This is going to contradict some of what I said below about how remittances are an extremely effective form of foreign aid, but Scientific American
has an interesting piece
on the subject, noting that the thinking on this issue has changed over time. In the 1980s, economists thought that remittances could "rot out [the] economy" of the country receiving them, since, the theory went, recipients often went on spending sprees at the mall rather than investing in farm equipment in the like.
In the 1990s, a number of economists changed their minds about this, and in one model, researchers found that $1 of remittances boosts the GDP of the recipient country by $3. "Compared with alternatives to catalyze economic development, such as government programs or foreign aid and investment, remittances are more accurately targeted to families' needs and more likely to reach the poor." That's what I was saying below

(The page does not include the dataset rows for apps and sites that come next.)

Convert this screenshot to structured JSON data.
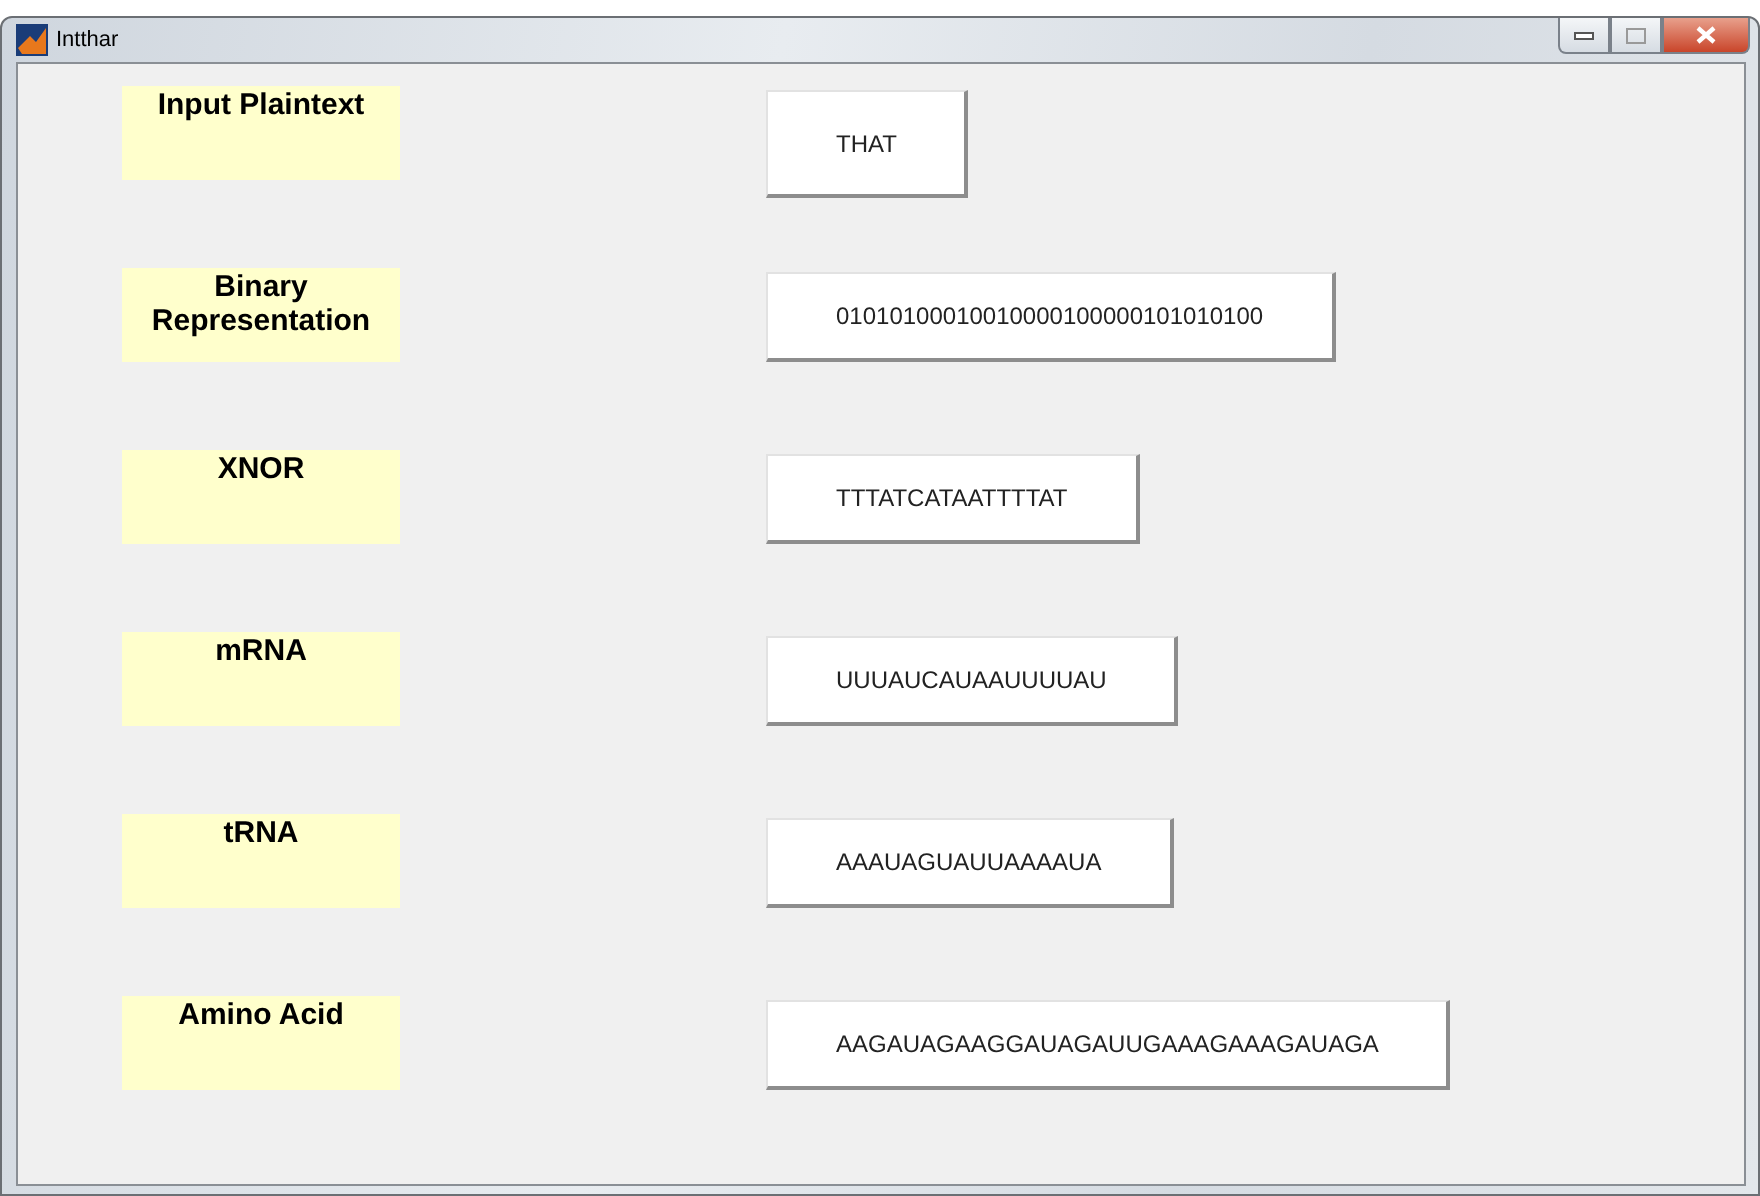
{
  "window": {
    "title": "Intthar"
  },
  "rows": [
    {
      "label": "Input Plaintext",
      "value": "THAT",
      "kind": "input"
    },
    {
      "label": "Binary Representation",
      "value": "01010100010010000100000101010100",
      "kind": "output"
    },
    {
      "label": "XNOR",
      "value": "TTTATCATAATTTTAT",
      "kind": "output"
    },
    {
      "label": "mRNA",
      "value": "UUUAUCAUAAUUUUAU",
      "kind": "output"
    },
    {
      "label": "tRNA",
      "value": "AAAUAGUAUUAAAAUA",
      "kind": "output"
    },
    {
      "label": "Amino Acid",
      "value": "AAGAUAGAAGGAUAGAUUGAAAGAAAGAUAGA",
      "kind": "output"
    }
  ]
}
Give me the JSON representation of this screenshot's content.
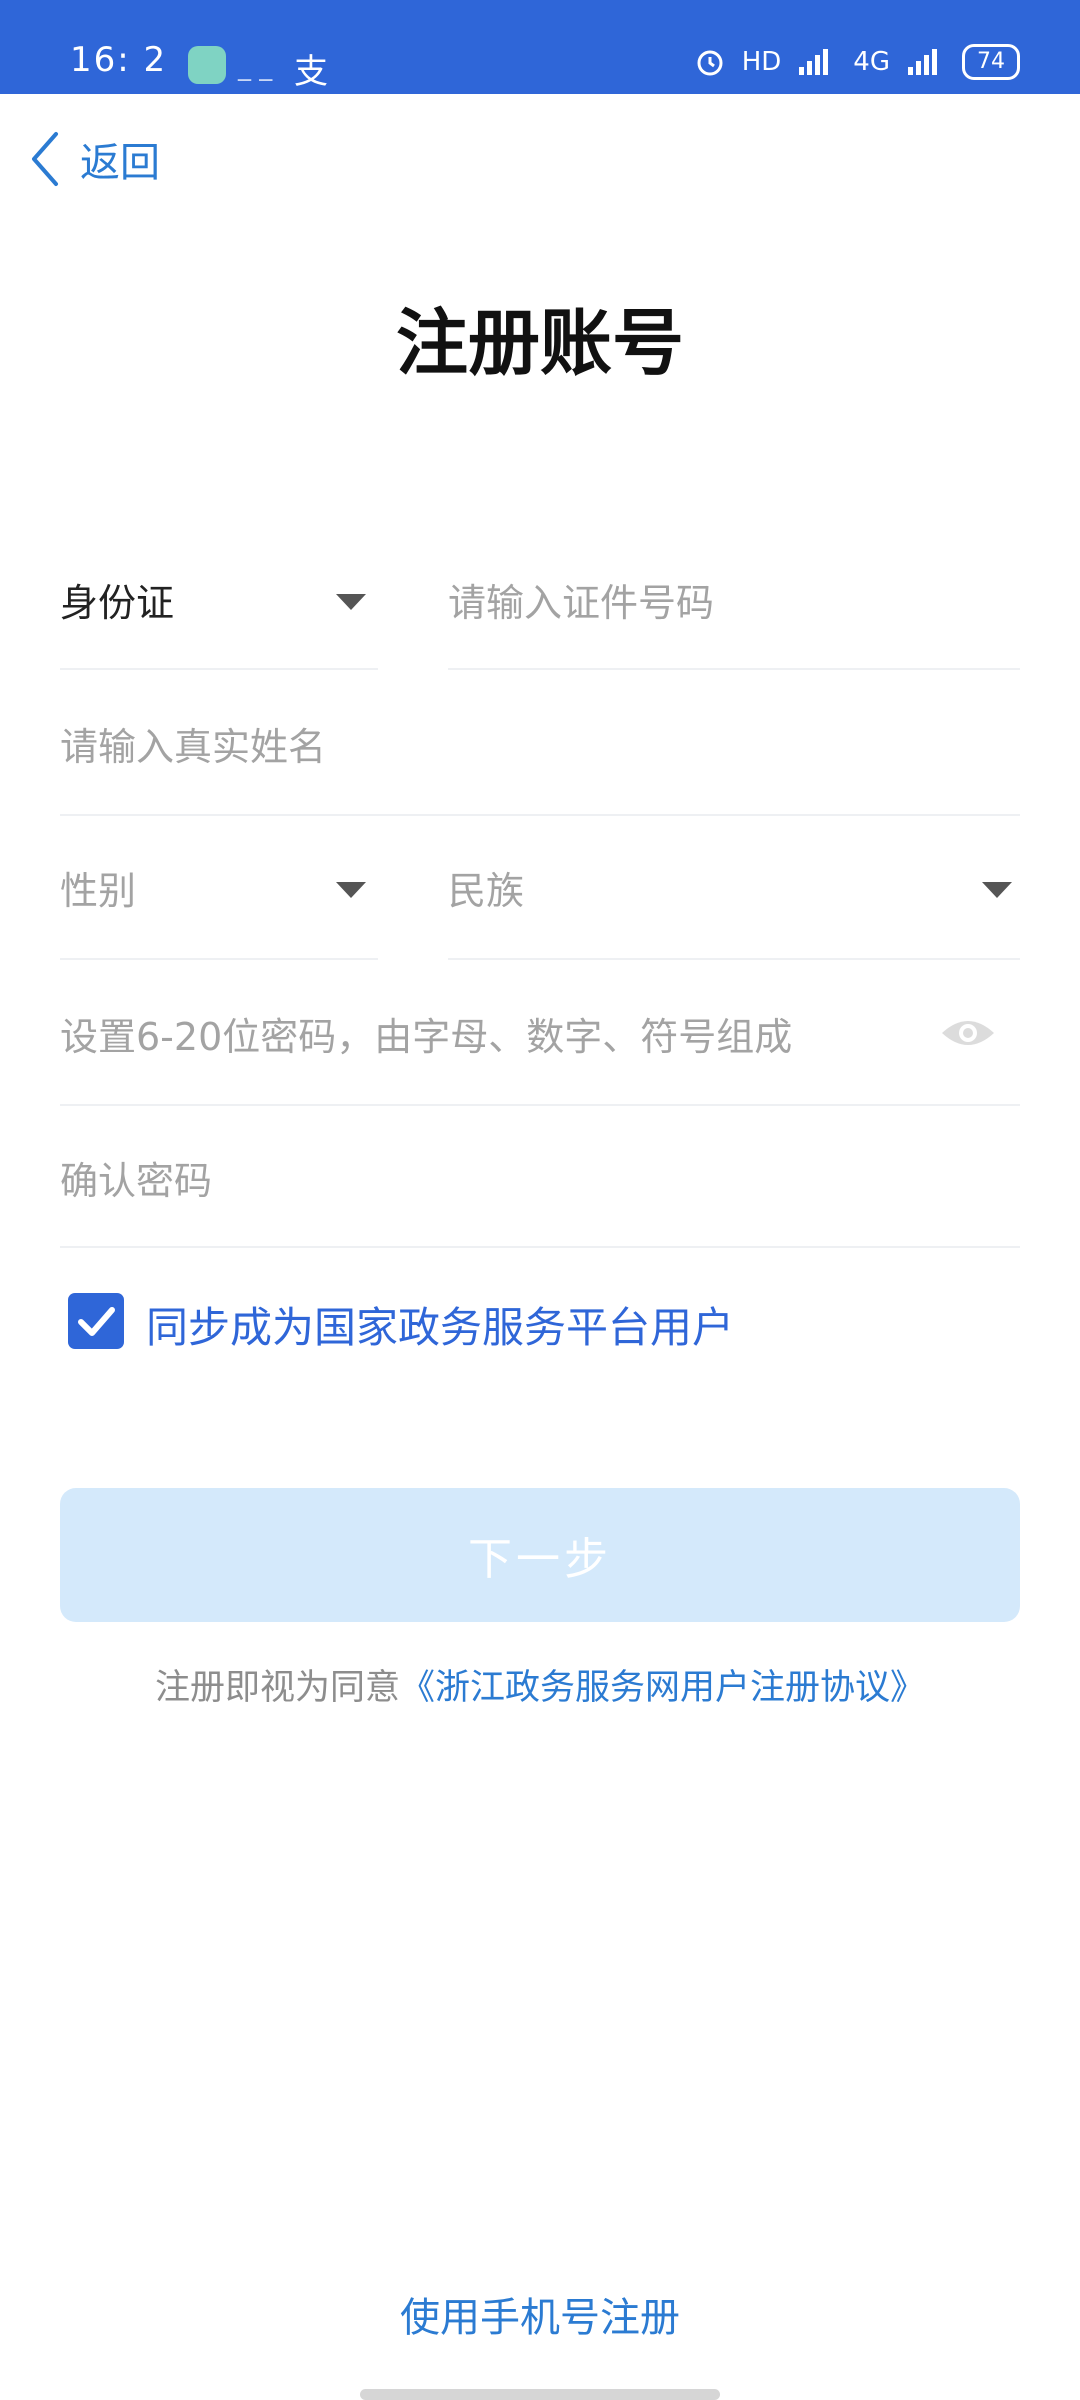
{
  "status_bar": {
    "time": "16: 2",
    "app_icons": "_ _",
    "app_label": "支",
    "network": "HD",
    "network_type": "4G",
    "battery": "74",
    "color": "#2f66d8"
  },
  "nav": {
    "back_label": "返回"
  },
  "page": {
    "title": "注册账号"
  },
  "form": {
    "id_type_selected": "身份证",
    "id_number_placeholder": "请输入证件号码",
    "name_placeholder": "请输入真实姓名",
    "gender_placeholder": "性别",
    "ethnicity_placeholder": "民族",
    "password_placeholder": "设置6-20位密码，由字母、数字、符号组成",
    "confirm_password_placeholder": "确认密码",
    "sync_checkbox_label": "同步成为国家政务服务平台用户",
    "sync_checked": true,
    "next_button_label": "下一步"
  },
  "agreement": {
    "prefix": "注册即视为同意",
    "link": "《浙江政务服务网用户注册协议》"
  },
  "footer": {
    "phone_register_label": "使用手机号注册"
  },
  "colors": {
    "primary": "#2f66d8",
    "link": "#2b7bd2",
    "button_disabled": "#d4e9fb"
  }
}
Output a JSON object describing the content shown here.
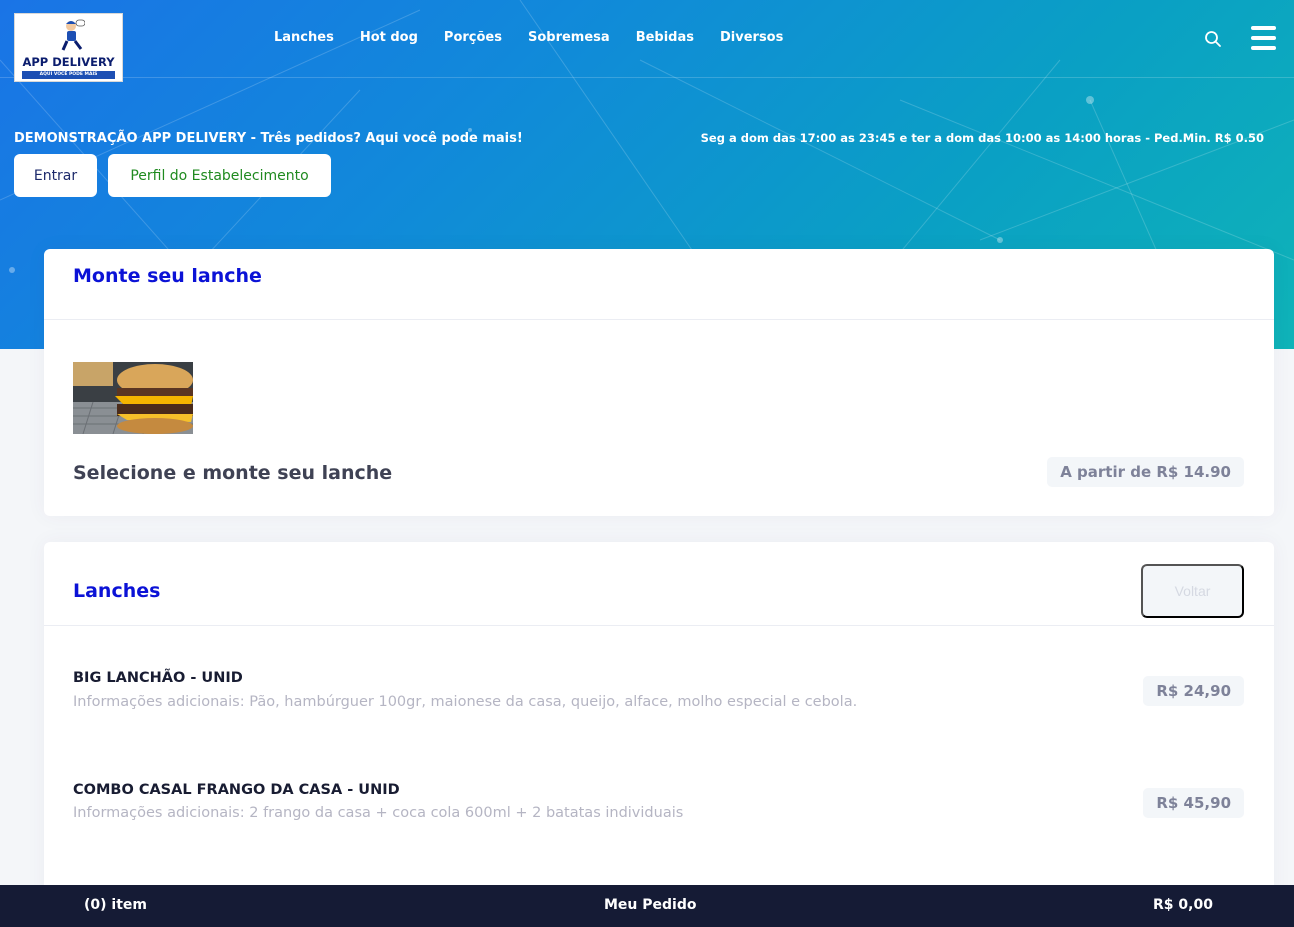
{
  "logo": {
    "brand": "APP DELIVERY",
    "tagline": "AQUI VOCÊ PODE MAIS"
  },
  "nav": {
    "items": [
      "Lanches",
      "Hot dog",
      "Porções",
      "Sobremesa",
      "Bebidas",
      "Diversos"
    ]
  },
  "icons": {
    "search": "search-icon",
    "menu": "hamburger-menu-icon"
  },
  "hero": {
    "store_title": "DEMONSTRAÇÃO APP DELIVERY - Três pedidos? Aqui você pode mais!",
    "hours": "Seg a dom das 17:00 as 23:45 e ter a dom das 10:00 as 14:00 horas - Ped.Min. R$ 0.50",
    "login_label": "Entrar",
    "profile_label": "Perfil do Estabelecimento"
  },
  "build_card": {
    "title": "Monte seu lanche",
    "item_name": "Selecione e monte seu lanche",
    "price": "A partir de R$ 14.90"
  },
  "lanches_card": {
    "title": "Lanches",
    "back_label": "Voltar",
    "products": [
      {
        "name": "BIG LANCHÃO - UNID",
        "description": "Informações adicionais: Pão, hambúrguer 100gr, maionese da casa, queijo, alface, molho especial e cebola.",
        "price": "R$ 24,90"
      },
      {
        "name": "COMBO CASAL FRANGO DA CASA - UNID",
        "description": "Informações adicionais: 2 frango da casa + coca cola 600ml + 2 batatas individuais",
        "price": "R$ 45,90"
      }
    ]
  },
  "footer": {
    "count": "(0) item",
    "label": "Meu Pedido",
    "total": "R$ 0,00"
  },
  "colors": {
    "title_blue": "#0b12d6",
    "footer_bg": "#151b35",
    "profile_green": "#1f8a1f"
  }
}
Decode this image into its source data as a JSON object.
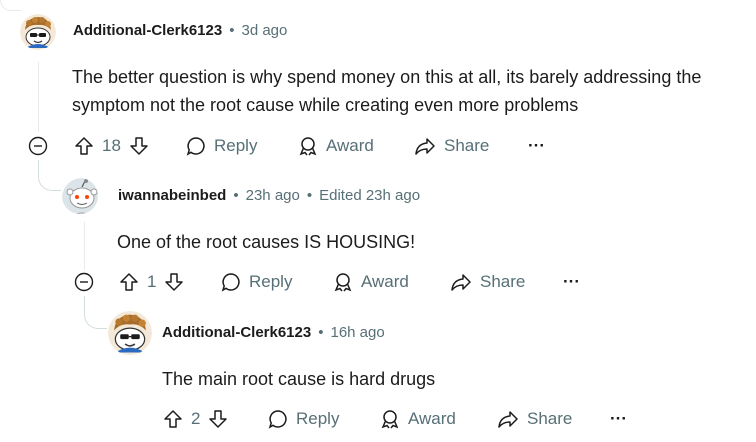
{
  "comments": [
    {
      "username": "Additional-Clerk6123",
      "separator": "•",
      "time": "3d ago",
      "body_line1": "The better question is why spend money on this at all, its barely addressing the",
      "body_line2": "symptom not the root cause while creating even more problems",
      "votes": "18",
      "reply_label": "Reply",
      "award_label": "Award",
      "share_label": "Share",
      "more_label": "···"
    },
    {
      "username": "iwannabeinbed",
      "separator": "•",
      "time": "23h ago",
      "separator2": "•",
      "edited": "Edited 23h ago",
      "body_line1": "One of the root causes IS HOUSING!",
      "votes": "1",
      "reply_label": "Reply",
      "award_label": "Award",
      "share_label": "Share",
      "more_label": "···"
    },
    {
      "username": "Additional-Clerk6123",
      "separator": "•",
      "time": "16h ago",
      "body_line1": "The main root cause is hard drugs",
      "votes": "2",
      "reply_label": "Reply",
      "award_label": "Award",
      "share_label": "Share",
      "more_label": "···"
    }
  ],
  "colors": {
    "text": "#1c1c1c",
    "meta": "#576f76",
    "thread_line": "#d4dde0"
  }
}
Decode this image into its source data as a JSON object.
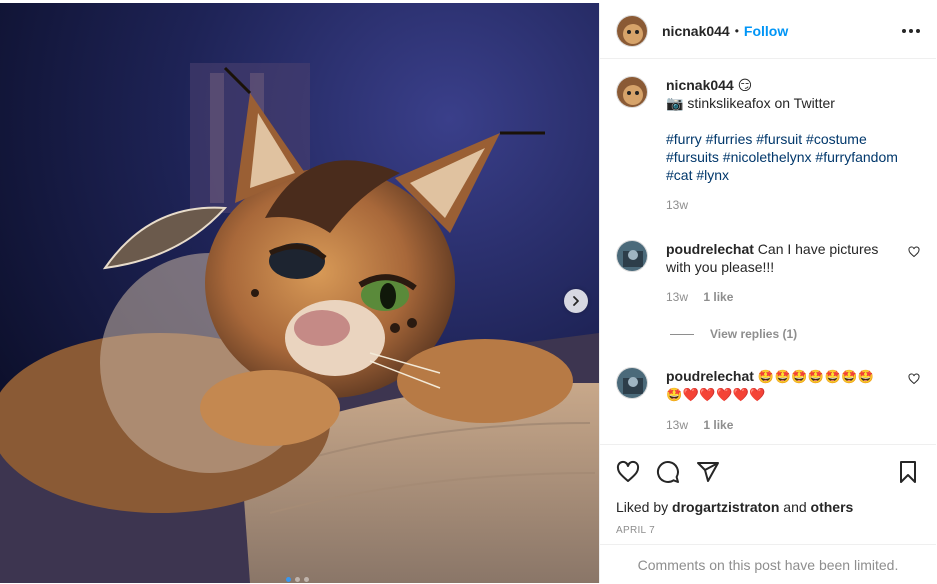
{
  "post": {
    "username": "nicnak044",
    "separator": "•",
    "follow_label": "Follow",
    "caption_emoji": "😏",
    "caption_line1": "📷 stinkslikeafox on Twitter",
    "hashtags_line1": "#furry #furries #fursuit #costume",
    "hashtags_line2": "#fursuits #nicolethelynx #furryfandom",
    "hashtags_line3": "#cat #lynx",
    "caption_time": "13w",
    "carousel": {
      "slides": 3,
      "active": 1
    }
  },
  "comments": [
    {
      "username": "poudrelechat",
      "text": "Can I have pictures",
      "text_line2": "with you please!!!",
      "time": "13w",
      "likes": "1 like",
      "view_replies": "View replies (1)"
    },
    {
      "username": "poudrelechat",
      "emoji_line1": "🤩🤩🤩🤩🤩🤩🤩",
      "emoji_line2": "🤩❤️❤️❤️❤️❤️",
      "time": "13w",
      "likes": "1 like"
    }
  ],
  "footer": {
    "liked_by_prefix": "Liked by",
    "liked_by_user": "drogartzistraton",
    "and": "and",
    "others": "others",
    "date": "APRIL 7",
    "comments_limited": "Comments on this post have been limited."
  },
  "colors": {
    "link": "#0095f6",
    "hashtag": "#00376b",
    "muted": "#8e8e8e",
    "text": "#262626"
  },
  "icons": [
    "more-options-icon",
    "heart-icon",
    "comment-icon",
    "share-icon",
    "bookmark-icon",
    "chevron-right-icon"
  ]
}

. So far, so good. But that's not all:
Today the debate has settled into a "both sides are right" mode. Some towns achieve prosperity aided by remittances; others get trapped in a cycle of dependency. A number of cross-country analyses, such as one last year by economist Nikola Spatafora of the International Monetary Fund and his colleagues, have concluded that nations that rake in more remittances have a lower poverty rate--but only barely. A larger effect is to smooth out the business cycle, because migrants increase their giving during economic downturns in their homelands and scale it back during upswings. Averting the disruptive extremes of boom and bust can help bring about long-term growth.
One burning question is whether immigrants who sink roots into their adopted countries send less money. "Some people are actually saying that in Mexico remittances might stop in 10 years' time," says World Bank economist Dilip Ratha.
So there, whatever that's worth.